On Dec. 19, 1959, the Walker family, including parents Cliff and Christine and their toddler children Jimmie and Debbie, were shot to death in their Osprey home.
Detective Kim McGath, who has been assigned to the Walker case for the past four years, said she decided to start from the beginning last year in investigating the case, and through her research developed a hunch that Smith and Hickock could be responsible.

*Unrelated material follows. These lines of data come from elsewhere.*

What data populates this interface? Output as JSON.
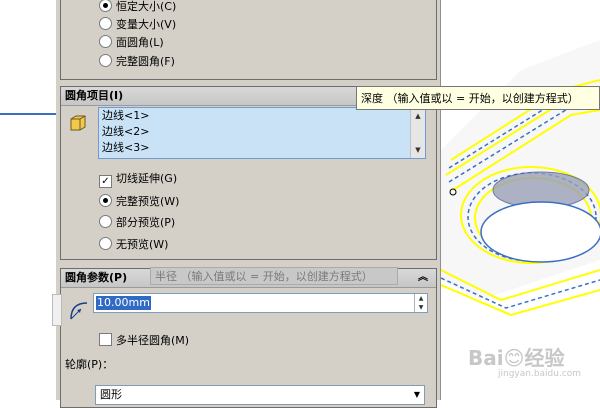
{
  "fillet_type_options": [
    {
      "label": "恒定大小(C)",
      "selected": true
    },
    {
      "label": "变量大小(V)",
      "selected": false
    },
    {
      "label": "面圆角(L)",
      "selected": false
    },
    {
      "label": "完整圆角(F)",
      "selected": false
    }
  ],
  "fillet_items": {
    "header": "圆角项目(I)",
    "edges": [
      "边线<1>",
      "边线<2>",
      "边线<3>"
    ],
    "tangent_propagation": {
      "label": "切线延伸(G)",
      "checked": true
    },
    "preview_options": [
      {
        "label": "完整预览(W)",
        "selected": true
      },
      {
        "label": "部分预览(P)",
        "selected": false
      },
      {
        "label": "无预览(W)",
        "selected": false
      }
    ]
  },
  "fillet_params": {
    "header": "圆角参数(P)",
    "radius_value": "10.00mm",
    "multi_radius": {
      "label": "多半径圆角(M)",
      "checked": false
    },
    "profile_label": "轮廓(P)：",
    "profile_value": "圆形"
  },
  "tooltips": {
    "depth_tooltip": "深度 （输入值或以 = 开始，以创建方程式）",
    "radius_tooltip": "半径 （输入值或以 = 开始，以创建方程式）"
  },
  "watermark": {
    "main": "Bai😊经验",
    "sub": "jingyan.baidu.com"
  },
  "colors": {
    "panel_bg": "#d4d0c8",
    "list_selection": "#c9e2f6",
    "model_yellow": "#ffff00",
    "model_blue": "#3a6fc4"
  }
}
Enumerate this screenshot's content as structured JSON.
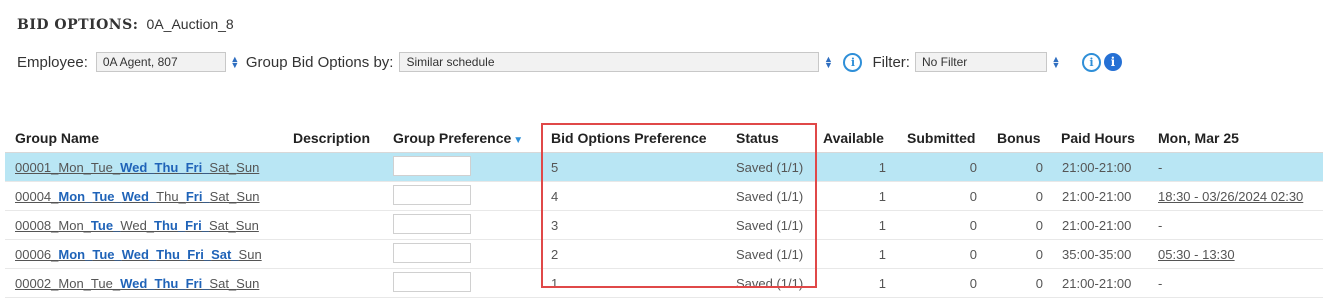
{
  "title": {
    "label": "BID OPTIONS:",
    "value": "0A_Auction_8"
  },
  "controls": {
    "employee_label": "Employee:",
    "employee_value": "0A Agent, 807",
    "group_label": "Group Bid Options by:",
    "group_value": "Similar schedule",
    "filter_label": "Filter:",
    "filter_value": "No Filter",
    "info_glyph": "i"
  },
  "table": {
    "headers": {
      "group_name": "Group Name",
      "description": "Description",
      "group_preference": "Group Preference",
      "bid_options_preference": "Bid Options Preference",
      "status": "Status",
      "available": "Available",
      "submitted": "Submitted",
      "bonus": "Bonus",
      "paid_hours": "Paid Hours",
      "day": "Mon, Mar 25"
    },
    "rows": [
      {
        "id": "00001_",
        "days": [
          [
            "Mon_",
            false
          ],
          [
            "Tue_",
            false
          ],
          [
            "Wed_",
            true
          ],
          [
            "Thu_",
            true
          ],
          [
            "Fri_",
            true
          ],
          [
            "Sat_",
            false
          ],
          [
            "Sun",
            false
          ]
        ],
        "bop": "5",
        "status": "Saved (1/1)",
        "available": "1",
        "submitted": "0",
        "bonus": "0",
        "paid_hours": "21:00-21:00",
        "day": "-",
        "day_link": false
      },
      {
        "id": "00004_",
        "days": [
          [
            "Mon_",
            true
          ],
          [
            "Tue_",
            true
          ],
          [
            "Wed_",
            true
          ],
          [
            "Thu_",
            false
          ],
          [
            "Fri_",
            true
          ],
          [
            "Sat_",
            false
          ],
          [
            "Sun",
            false
          ]
        ],
        "bop": "4",
        "status": "Saved (1/1)",
        "available": "1",
        "submitted": "0",
        "bonus": "0",
        "paid_hours": "21:00-21:00",
        "day": "18:30 - 03/26/2024 02:30",
        "day_link": true
      },
      {
        "id": "00008_",
        "days": [
          [
            "Mon_",
            false
          ],
          [
            "Tue_",
            true
          ],
          [
            "Wed_",
            false
          ],
          [
            "Thu_",
            true
          ],
          [
            "Fri_",
            true
          ],
          [
            "Sat_",
            false
          ],
          [
            "Sun",
            false
          ]
        ],
        "bop": "3",
        "status": "Saved (1/1)",
        "available": "1",
        "submitted": "0",
        "bonus": "0",
        "paid_hours": "21:00-21:00",
        "day": "-",
        "day_link": false
      },
      {
        "id": "00006_",
        "days": [
          [
            "Mon_",
            true
          ],
          [
            "Tue_",
            true
          ],
          [
            "Wed_",
            true
          ],
          [
            "Thu_",
            true
          ],
          [
            "Fri_",
            true
          ],
          [
            "Sat_",
            true
          ],
          [
            "Sun",
            false
          ]
        ],
        "bop": "2",
        "status": "Saved (1/1)",
        "available": "1",
        "submitted": "0",
        "bonus": "0",
        "paid_hours": "35:00-35:00",
        "day": "05:30 - 13:30",
        "day_link": true
      },
      {
        "id": "00002_",
        "days": [
          [
            "Mon_",
            false
          ],
          [
            "Tue_",
            false
          ],
          [
            "Wed_",
            true
          ],
          [
            "Thu_",
            true
          ],
          [
            "Fri_",
            true
          ],
          [
            "Sat_",
            false
          ],
          [
            "Sun",
            false
          ]
        ],
        "bop": "1",
        "status": "Saved (1/1)",
        "available": "1",
        "submitted": "0",
        "bonus": "0",
        "paid_hours": "21:00-21:00",
        "day": "-",
        "day_link": false
      }
    ]
  },
  "colors": {
    "selected_row": "#b9e6f4",
    "highlight_border": "#e04848",
    "link_blue": "#1f63b8"
  }
}
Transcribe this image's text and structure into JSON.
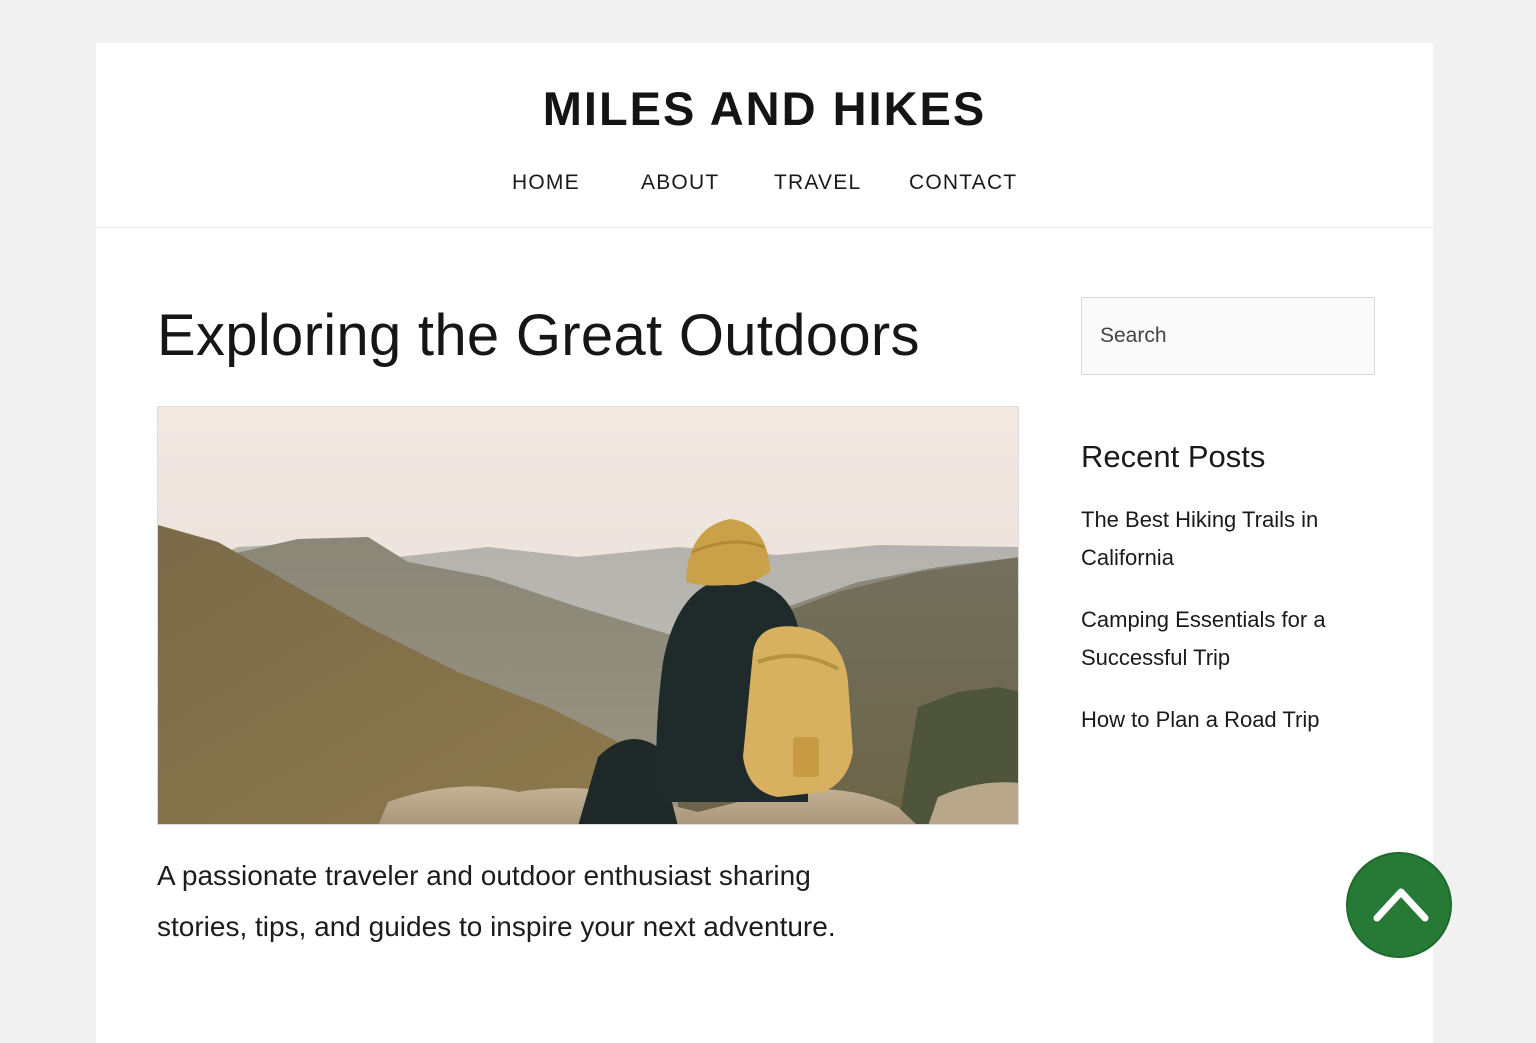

The men were briefly investigated in 1960, but were ruled out as suspects after passing lie detector tests.
It's possible the young family, who had been in the market to purchase a Chevrolet Bel Air, may have crossed paths with Smith and Hickock, who were driving a 1956 model and likely needed money, McGath said.
They were spotted several times in the Sarasota area the day of the murders, and after the Walker family was killed, one of the men was seen with a "scratched-up face," McGath said.
Physical evidence, long before the emergence of DNA testing, was also left behind, McGath said.
Christine Walker had been raped and semen was found in her underwear, she said, and there was a bloody cowboy hat.
And two suspicious hairs, which were inconsistent with the Walker family, were found in the home.
"There was a dark hair found in the bathroom, where baby Debbie was found in the bathtub, and a long blonde hair inside the dress of Christine Walker," McGath said.